Plus, of course, Craig does not quote this passage from the speech:
If we know or believe action by us will lead to torture taking place, we’re required by UK and international law to avoid that action. And we do, even though that allows the terrorist activity to go ahead.
Some may question this, but we are clear that it’s the right thing to do. It makes us strive all the harder to find different ways, consistent with human rights, to get the outcome we want.
Unlike Craig the Independent tackles this head-on:
This is a somewhat startling statement by the head of MI6 declaring that information about a plot involving violence and loss of lives may not be passed on if the country where it is taking place abuses detainees and political opponents.

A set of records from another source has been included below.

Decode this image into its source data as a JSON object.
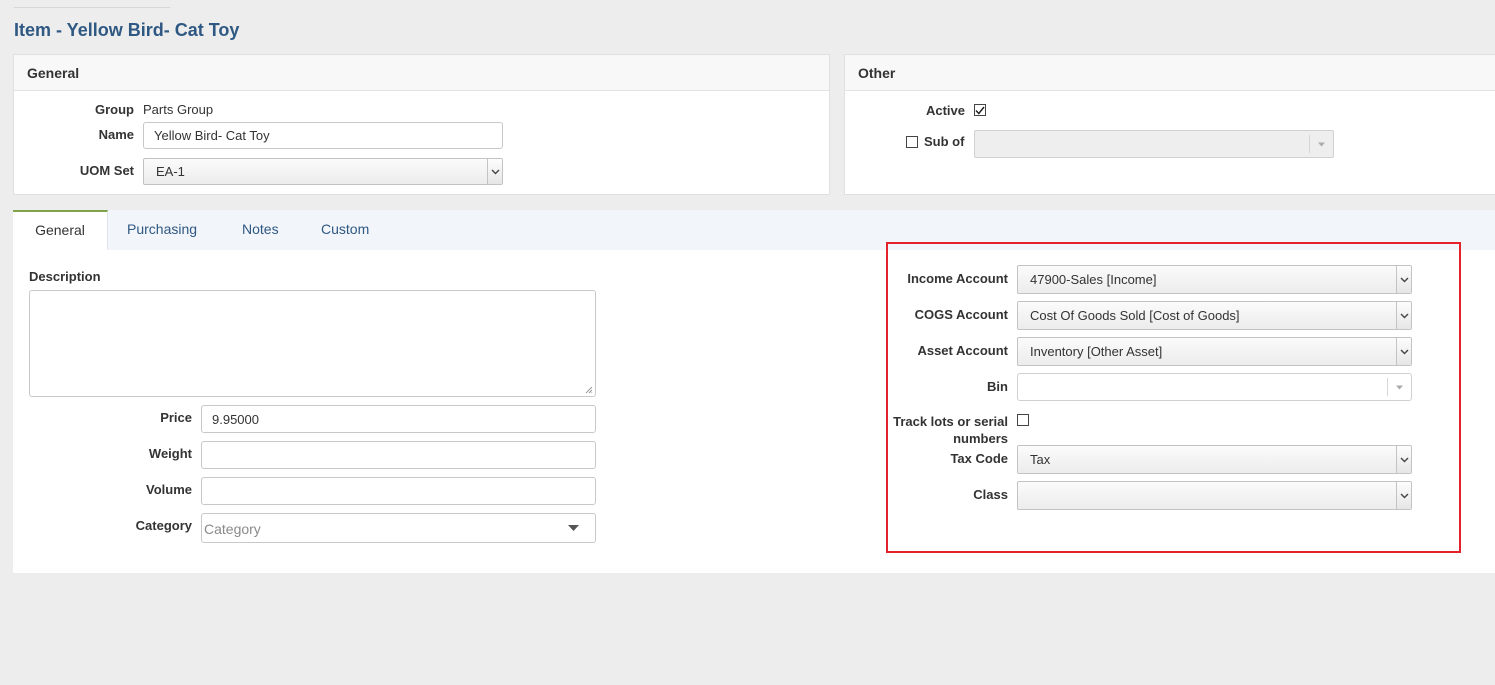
{
  "page": {
    "title": "Item - Yellow Bird- Cat Toy"
  },
  "general_panel": {
    "heading": "General",
    "group_label": "Group",
    "group_value": "Parts Group",
    "name_label": "Name",
    "name_value": "Yellow Bird- Cat Toy",
    "uom_label": "UOM Set",
    "uom_value": "EA-1"
  },
  "other_panel": {
    "heading": "Other",
    "active_label": "Active",
    "active_checked": true,
    "subof_label": "Sub of",
    "subof_checked": false,
    "subof_value": ""
  },
  "tabs": [
    {
      "label": "General",
      "active": true
    },
    {
      "label": "Purchasing",
      "active": false
    },
    {
      "label": "Notes",
      "active": false
    },
    {
      "label": "Custom",
      "active": false
    }
  ],
  "general_tab": {
    "description_label": "Description",
    "description_value": "",
    "price_label": "Price",
    "price_value": "9.95000",
    "weight_label": "Weight",
    "weight_value": "",
    "volume_label": "Volume",
    "volume_value": "",
    "category_label": "Category",
    "category_placeholder": "Category",
    "accounts": {
      "income_label": "Income Account",
      "income_value": "47900-Sales [Income]",
      "cogs_label": "COGS Account",
      "cogs_value": "Cost Of Goods Sold [Cost of Goods]",
      "asset_label": "Asset Account",
      "asset_value": "Inventory [Other Asset]",
      "bin_label": "Bin",
      "bin_value": "",
      "track_label_line1": "Track lots or serial",
      "track_label_line2": "numbers",
      "track_checked": false,
      "taxcode_label": "Tax Code",
      "taxcode_value": "Tax",
      "class_label": "Class",
      "class_value": ""
    }
  },
  "colors": {
    "title": "#2f5883",
    "tab_link": "#2f5883",
    "active_tab_accent": "#7fa24a",
    "highlight_box": "#e3222b",
    "background": "#ededed"
  }
}
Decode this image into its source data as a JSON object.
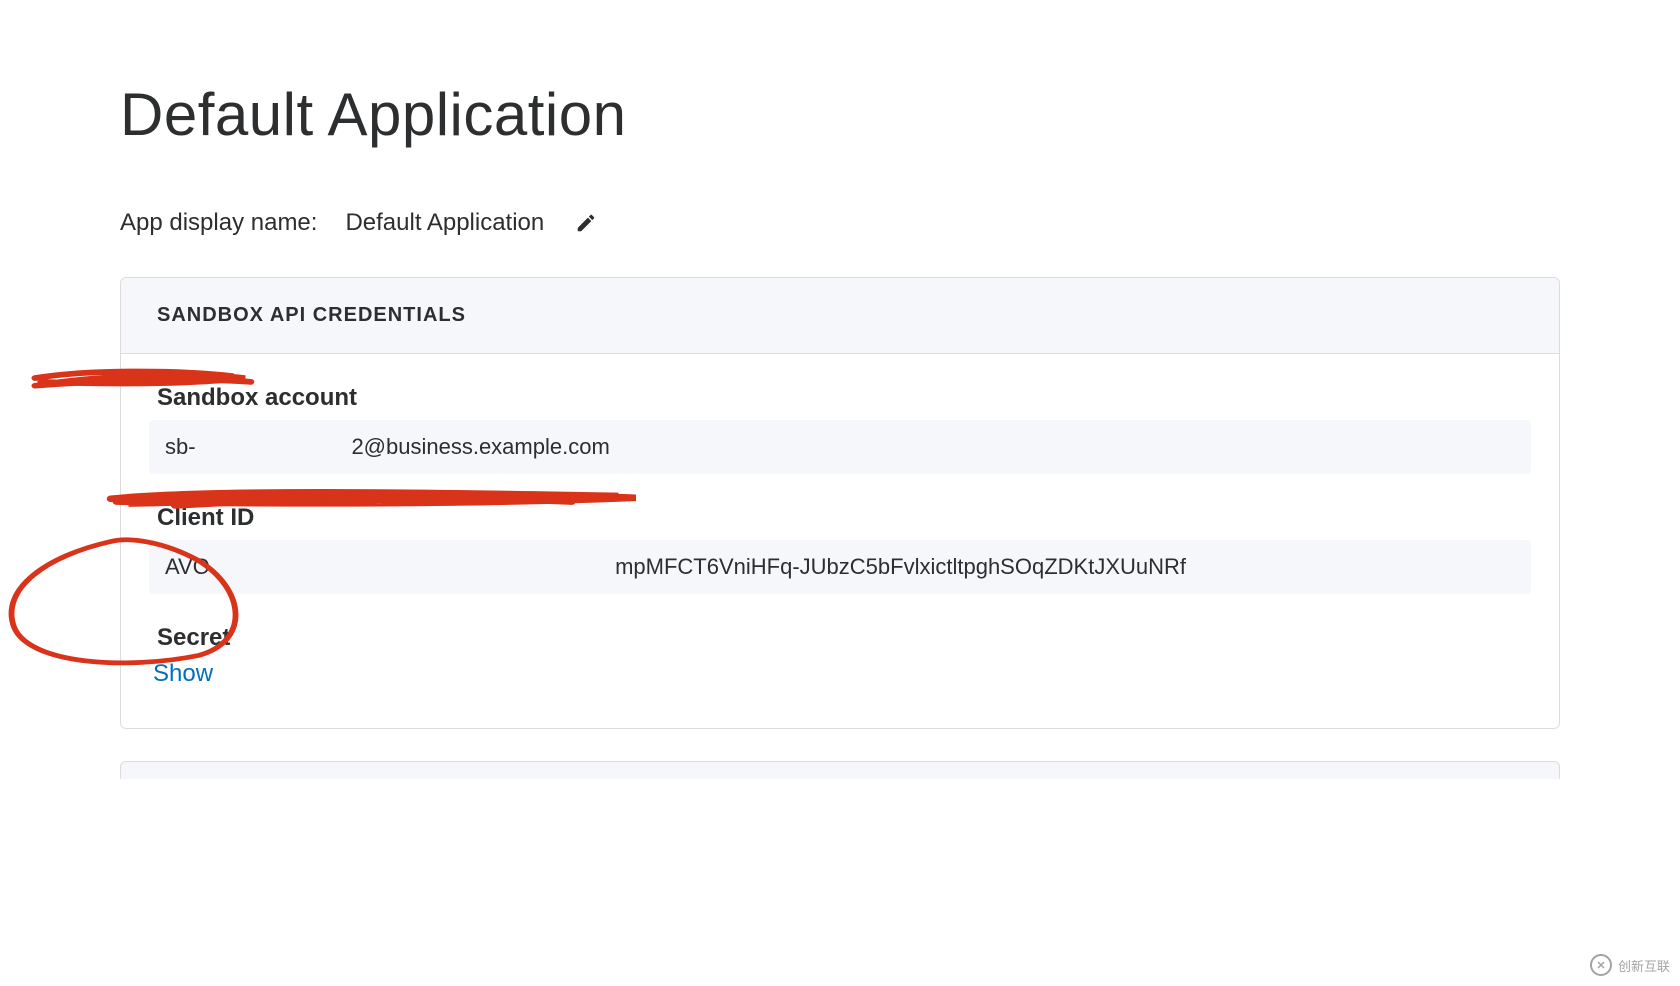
{
  "page": {
    "title": "Default Application"
  },
  "displayName": {
    "label": "App display name:",
    "value": "Default Application"
  },
  "credentials": {
    "header": "SANDBOX API CREDENTIALS",
    "sandboxAccount": {
      "label": "Sandbox account",
      "value_visible_suffix": "2@business.example.com",
      "value_redacted_prefix": "sb-"
    },
    "clientId": {
      "label": "Client ID",
      "value_visible_prefix": "AVO",
      "value_visible_suffix": "mpMFCT6VniHFq-JUbzC5bFvlxictltpghSOqZDKtJXUuNRf"
    },
    "secret": {
      "label": "Secret",
      "showLink": "Show"
    }
  },
  "watermark": {
    "text": "创新互联"
  }
}
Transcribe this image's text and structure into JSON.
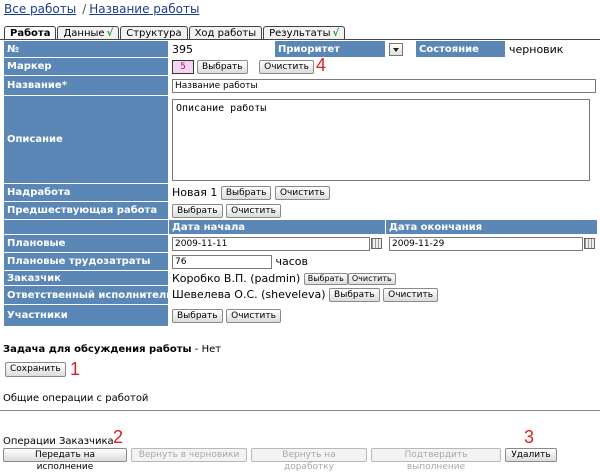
{
  "breadcrumb": {
    "all_works": "Все работы",
    "separator": "/",
    "current": "Название работы"
  },
  "tabs": [
    {
      "label": "Работа",
      "check": ""
    },
    {
      "label": "Данные",
      "check": "√"
    },
    {
      "label": "Структура",
      "check": ""
    },
    {
      "label": "Ход работы",
      "check": ""
    },
    {
      "label": "Результаты",
      "check": "√"
    }
  ],
  "form": {
    "number_label": "№",
    "number_value": "395",
    "priority_label": "Приоритет",
    "state_label": "Состояние",
    "state_value": "черновик",
    "marker_label": "Маркер",
    "marker_value": "5",
    "select_btn": "Выбрать",
    "clear_btn": "Очистить",
    "name_label": "Название*",
    "name_value": "Название работы",
    "description_label": "Описание",
    "description_value": "Описание работы",
    "parent_label": "Надработа",
    "parent_value": "Новая 1",
    "predecessor_label": "Предшествующая работа",
    "start_header": "Дата начала",
    "end_header": "Дата окончания",
    "planned_label": "Плановые",
    "start_value": "2009-11-11",
    "end_value": "2009-11-29",
    "effort_label": "Плановые трудозатраты",
    "effort_value": "76",
    "effort_unit": "часов",
    "customer_label": "Заказчик",
    "customer_value": "Коробко В.П. (padmin)",
    "executor_label": "Ответственный исполнитель",
    "executor_value": "Шевелева О.С. (sheveleva)",
    "participants_label": "Участники"
  },
  "discussion": {
    "label": "Задача для обсуждения работы",
    "value": "- Нет"
  },
  "save_btn": "Сохранить",
  "general_ops": "Общие операции с работой",
  "customer_ops": "Операции Заказчика",
  "ops": {
    "send": "Передать на исполнение",
    "return_draft": "Вернуть в черновики",
    "return_rework": "Вернуть на доработку",
    "confirm": "Подтвердить выполнение",
    "delete": "Удалить"
  },
  "annotations": {
    "a1": "1",
    "a2": "2",
    "a3": "3",
    "a4": "4"
  },
  "colors": {
    "label_bg": "#5b87b7",
    "annotation": "#e02020",
    "marker_bg": "#f7d3f2"
  }
}
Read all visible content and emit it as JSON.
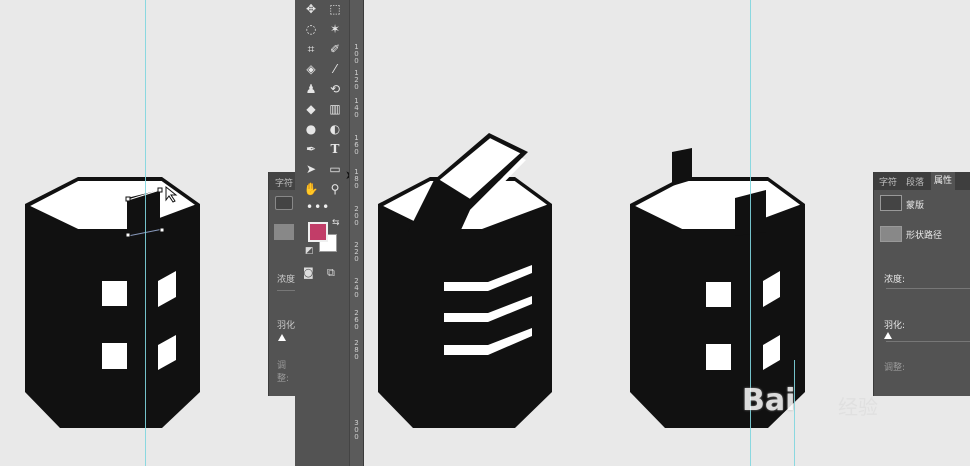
{
  "colors": {
    "canvas": "#e9e9e9",
    "panel": "#535353",
    "foreground_swatch": "#c23d68",
    "background_swatch": "#ffffff",
    "guide": "#7fd6df",
    "building": "#111111"
  },
  "toolbar": {
    "tools": [
      "move-tool",
      "marquee-tool",
      "lasso-tool",
      "magic-wand-tool",
      "crop-tool",
      "eyedropper-tool",
      "healing-brush-tool",
      "brush-tool",
      "clone-stamp-tool",
      "history-brush-tool",
      "eraser-tool",
      "gradient-tool",
      "blur-tool",
      "dodge-tool",
      "pen-tool",
      "type-tool",
      "path-selection-tool",
      "rectangle-tool",
      "hand-tool",
      "zoom-tool"
    ],
    "type_tool_glyph": "T",
    "more_glyph": "•••"
  },
  "ruler": {
    "labels": [
      "1\n0\n0",
      "1\n2\n0",
      "1\n4\n0",
      "1\n6\n0",
      "1\n8\n0",
      "2\n0\n0",
      "2\n2\n0",
      "2\n4\n0",
      "2\n6\n0",
      "2\n8\n0",
      "3\n0\n0"
    ]
  },
  "left_panel": {
    "tab_label": "字符",
    "density_label": "浓度",
    "feather_label": "羽化",
    "adjust_label": "调整:"
  },
  "right_panel": {
    "tabs": [
      "字符",
      "段落",
      "属性"
    ],
    "active_tab": "属性",
    "mask_label": "蒙版",
    "shape_path_label": "形状路径",
    "density_label": "浓度:",
    "feather_label": "羽化:",
    "adjust_label": "调整:"
  },
  "watermark": {
    "text": "Bai",
    "tail": "经验"
  }
}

The moral dilemma in those circumstances would be acute and grim.
In reality such intelligence is sometimes passed on through a third party or assurances are sought that the regime receiving it will not behave brutally towards suspects. But Sir John’s statement indicates this may not always happen and innocent people have been injured and killed to protect the civil rights of terrorist suspects.
Craig should be ashamed of himself, expoiting the memory of Mr Avazov to make his trivially inaccurate criticisms of people doing the grown-up foreign policy work he was quite unable to do himself.
Here is the comment I have posted on Craig’s site:
Hmm, torture and vile regimes again. Let’s recall one vast example.
I have just returned from a Mass of Reparation in Buckinghamshire recalling the fates of thousands of Slovenes who were sent back to Slovenia by British forces as WW2 ended, to be murdered en masse by Tito’s communists. A young officer Harold Macmillan featured prominently in that horrifying episode.
It still is not clear what motivated the British officers involved. Although it is impossible to believe on the facts of what happened, maybe they genuinely thought that they were doing the right thing – Tito had been fighting the Nazis, as had Stalin. Churchill indeed famously sat down with Stalin, one of the greatest killers and villains in history, to negotiate post-war political issues. Was he wrong to do so?
In all your voluminous writings on the subject of torture as you rail against the status quo, you rarely if ever tell us what you think Western governments actually ought to do.
Your own record as HM Ambassador in Uzbekistan was at best ambiguous. You boast in your book about how many Ministers from this regime you entertained at taxpayers’ expense. You seemed to think that by patient (and as necessary firm) diplomatic means you could get them to change their ways or at least pursue UK commercial interests.
But above all you engaged with them as they were. What would you have advocated in the way we dealt with Uzbekistan had the Iraq invasion NOT happened?
This is exactly what Sir J Sawers said yesterday. When it comes to protecting the public HMG needs to engage with people and regimes we all dislike, perhaps especially with people and regimes we dislike. What’s your precise alternative?
What would you DO if you were a LibDem Minister who is given a GCHQ intelligence intercept from a foreign regime reporting a likely terrorist attack in London based on interrogating a suspect? You fear that that suspect has been tortured by the regime. Do you nonetheless decide to do nothing, in effect ordering the UK police and MI5 not to act on that report (or even try to verify it)?
If that terrorist attack which we might have prevented happens, and 50 people are killed, what is your political and personal responsibility then?
Just for the record, the way you ‘parsed’ the Sawers speech is trivially dishonest. You say: "It says we do receive intelligence from torture, and we know we do. It says this happens all the time – "real constant operational dilemmas" – and that the decisions to receive intelligence from torture have specifically been approved by ministers. That means Lib Dem ministers are complicit in this policy."
Literally none of that follows from what Sir John said. Feeble.